Acting is good here. Wesley Snipes is quite good at playing the egomaniacal ball player. John Leguizamo is a lot of fun as the overactive Manny. Robert De Niro plays a obsessive baseball fan who gradually comes unravelled. Robert De Niro is excellent but the character seems like a simple aging/homage/ripoff of Travis (Taxi Driver) Bickle with a baseball twist. Ellen Barkin and Benicio Del Toro are good as well but aren’t really given anything to do.

The script is what ultimately sinks this film. It is clear that the writers have a love of baseball (though not Tony Scott as there are a huge number of baseball errors in the film). Wesley Snipes’ portion of the film is based on some old Babe Ruth chestnuts with some modern baseball commentary and Robert De Niro’s portion seems based on a combination of Taxi Driver and the more recent Falling Down (1993). Even though it is derivative the first two acts aren’t bad, just somewhat disjointed.
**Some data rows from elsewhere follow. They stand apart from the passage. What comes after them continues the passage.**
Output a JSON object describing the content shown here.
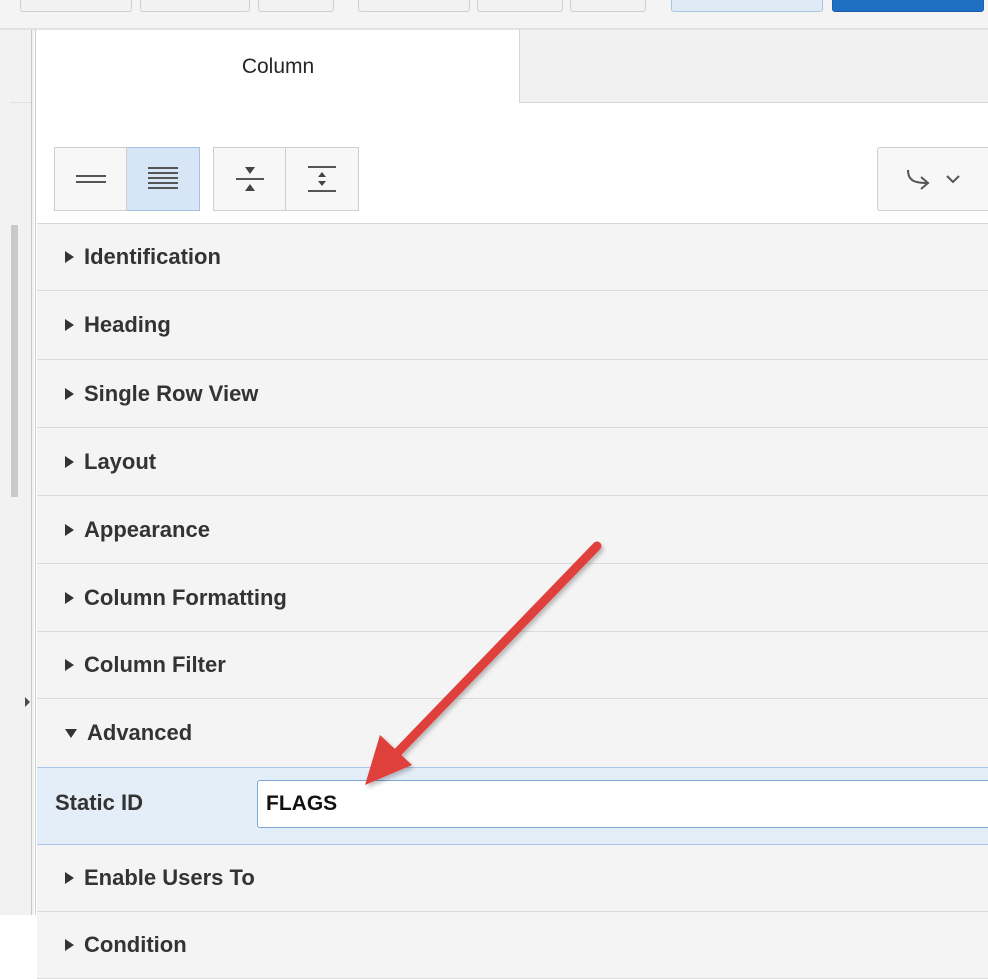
{
  "panel": {
    "tabs": [
      {
        "label": "Column",
        "active": true
      }
    ],
    "toolbar": {
      "buttons": [
        {
          "icon": "collapsed-lines-icon",
          "pressed": false
        },
        {
          "icon": "expanded-lines-icon",
          "pressed": true
        },
        {
          "icon": "collapse-all-icon",
          "pressed": false
        },
        {
          "icon": "expand-all-icon",
          "pressed": false
        }
      ],
      "go_to_group_icon": "go-to-group-icon"
    },
    "sections": [
      {
        "label": "Identification",
        "expanded": false
      },
      {
        "label": "Heading",
        "expanded": false
      },
      {
        "label": "Single Row View",
        "expanded": false
      },
      {
        "label": "Layout",
        "expanded": false
      },
      {
        "label": "Appearance",
        "expanded": false
      },
      {
        "label": "Column Formatting",
        "expanded": false
      },
      {
        "label": "Column Filter",
        "expanded": false
      },
      {
        "label": "Advanced",
        "expanded": true
      },
      {
        "label": "Enable Users To",
        "expanded": false
      },
      {
        "label": "Condition",
        "expanded": false
      }
    ],
    "static_id": {
      "label": "Static ID",
      "value": "FLAGS"
    }
  },
  "colors": {
    "selected_row": "#e4eef9",
    "annotation_arrow": "#e0403a",
    "pressed_button": "#d7e6f6"
  }
}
The third act is where it all falls apart and is utterly ludicrous – all suspension of disbelief is lost during a beach sequence (I try to avoid spoilers). Everything from that moment on will have you scratching your head and thinking, “what?!??”. Even if you try to accept what happens at the beach at face value, every scene after that gets even sillier.

Despite some really nice performances, I have to rate this one a Pass.
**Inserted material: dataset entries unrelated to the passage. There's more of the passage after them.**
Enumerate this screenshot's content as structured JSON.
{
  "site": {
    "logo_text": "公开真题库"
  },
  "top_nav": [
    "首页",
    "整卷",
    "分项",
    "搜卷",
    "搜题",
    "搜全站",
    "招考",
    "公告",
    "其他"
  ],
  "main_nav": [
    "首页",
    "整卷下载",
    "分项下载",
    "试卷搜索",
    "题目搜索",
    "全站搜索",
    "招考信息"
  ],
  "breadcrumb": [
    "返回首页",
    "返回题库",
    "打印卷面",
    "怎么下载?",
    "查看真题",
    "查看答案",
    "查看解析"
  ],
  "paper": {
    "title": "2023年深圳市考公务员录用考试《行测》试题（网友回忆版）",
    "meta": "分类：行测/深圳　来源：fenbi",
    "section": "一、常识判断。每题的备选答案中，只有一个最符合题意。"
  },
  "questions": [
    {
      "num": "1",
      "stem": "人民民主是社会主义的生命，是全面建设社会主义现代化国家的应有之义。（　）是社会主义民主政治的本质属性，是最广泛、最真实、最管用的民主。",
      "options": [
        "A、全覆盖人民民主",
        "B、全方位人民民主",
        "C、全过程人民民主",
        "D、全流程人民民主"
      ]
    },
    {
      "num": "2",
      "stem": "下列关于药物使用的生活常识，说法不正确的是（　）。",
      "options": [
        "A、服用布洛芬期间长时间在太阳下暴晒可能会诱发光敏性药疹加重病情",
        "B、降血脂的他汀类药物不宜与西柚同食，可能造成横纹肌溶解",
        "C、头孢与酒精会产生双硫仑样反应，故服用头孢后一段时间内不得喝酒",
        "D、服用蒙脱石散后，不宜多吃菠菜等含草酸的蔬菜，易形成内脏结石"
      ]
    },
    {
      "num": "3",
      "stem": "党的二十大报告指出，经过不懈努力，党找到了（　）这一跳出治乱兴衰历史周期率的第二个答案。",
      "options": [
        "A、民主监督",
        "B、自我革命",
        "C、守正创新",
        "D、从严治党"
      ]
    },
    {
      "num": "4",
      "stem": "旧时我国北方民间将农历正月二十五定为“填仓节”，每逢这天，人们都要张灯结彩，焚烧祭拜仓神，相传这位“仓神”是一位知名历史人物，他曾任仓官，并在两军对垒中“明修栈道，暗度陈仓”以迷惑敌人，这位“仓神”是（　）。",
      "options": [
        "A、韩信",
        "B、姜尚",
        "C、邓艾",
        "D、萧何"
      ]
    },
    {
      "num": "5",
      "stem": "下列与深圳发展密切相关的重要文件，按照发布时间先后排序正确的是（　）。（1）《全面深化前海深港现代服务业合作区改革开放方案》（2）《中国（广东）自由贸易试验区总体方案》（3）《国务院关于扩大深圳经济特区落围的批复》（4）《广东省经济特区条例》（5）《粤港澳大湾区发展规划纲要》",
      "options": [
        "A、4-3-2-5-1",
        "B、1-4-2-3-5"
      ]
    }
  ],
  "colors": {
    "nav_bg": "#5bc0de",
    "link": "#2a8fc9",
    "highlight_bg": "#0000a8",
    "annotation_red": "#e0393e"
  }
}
People Watch: Look for Jack Black who shows up briefly as a technician.

Christmas week – Enemy of the State

Besides taking place during the holidays (thus qualifying it for Christmas week status), Enemy of the State definitely knows if you’ve been naughty or nice.
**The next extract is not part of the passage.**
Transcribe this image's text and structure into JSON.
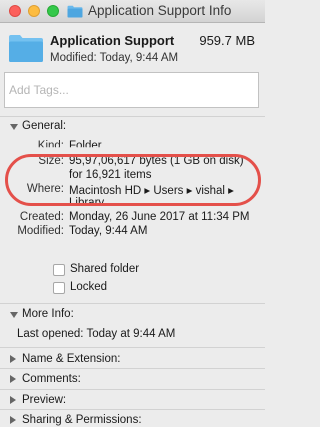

Enemy of the State

WATCH: Enemy of the State (1998) – Rated R for adult content, graphic language and violence.

“Hotshot Washington lawyer Robert Dean (Will Smith) becomes a victim of high-tech identity theft when a hacker slips an incriminating video into his pocket. Soon, a rogue National Security agent (Jon Voight) sets out to recover the tape — and destroy Dean. Tony Scott directs this breakneck political thriller that co-stars Gene Hackman as an intelligence expert who comes to Dean’s aid.”

Tony Scott directed this tense thriller shortly after Will Smith came off Independence Day. Normally I find that his fast pace and jump cuts detract from the film but in this case they serve the story well. One of the background storylines in this movie is an upcoming vote on a bill that sounds a lot like a portion of The Patriot Act even though this film predates that by many years.

Will Smith is his usual likeable everyman self and Jon Voight is appropriately sinister as a man with an agenda. Gene Hackman does a marvelous update to his character from The Conversation (a very similar film) and steals every scene he is in. The cast is filled with easily recognized character actors giving good performances, many of whom aren’t credited for some reason. Jamie Kennedy and Seth Green play a funny pair of agent/analysts. Jason Robards lends some weight with a brief role as a Senator.

The film is very good but flawed. While the breakneck pacing keeps one from questioning some of the logic holes, the initial killing seems very far-fetched (far too public). The climax comes across as lazy and contrived since it is essentially the same climax as his earlier movie True Romance. Thankfully Tony Scott doesn’t overuse his odd angle  and color-shifted (or bleached) cinematography here – it only gets annoying a bit during a tunnel chase.

The theme of ubiquitous surveillance is wonderfully handled though credit should be given to the aforementioned The Conversation (1974) and The Anderson Tapes (1971) for breaking ground. Overall this is a highly enjoyable film that handles the subject matter in a fun instead of preachy manner. I also love one particular dialogue exchange.

Robert Dean: What the hell is happening?

Brill: I blew up the building.

Robert Dean: Why?

Brill: Because you made a phone call.

People Watch: Look for Tom Sizemore as a mob boss, Jack Black as an analyst, and Gabriel Byrne as an agent.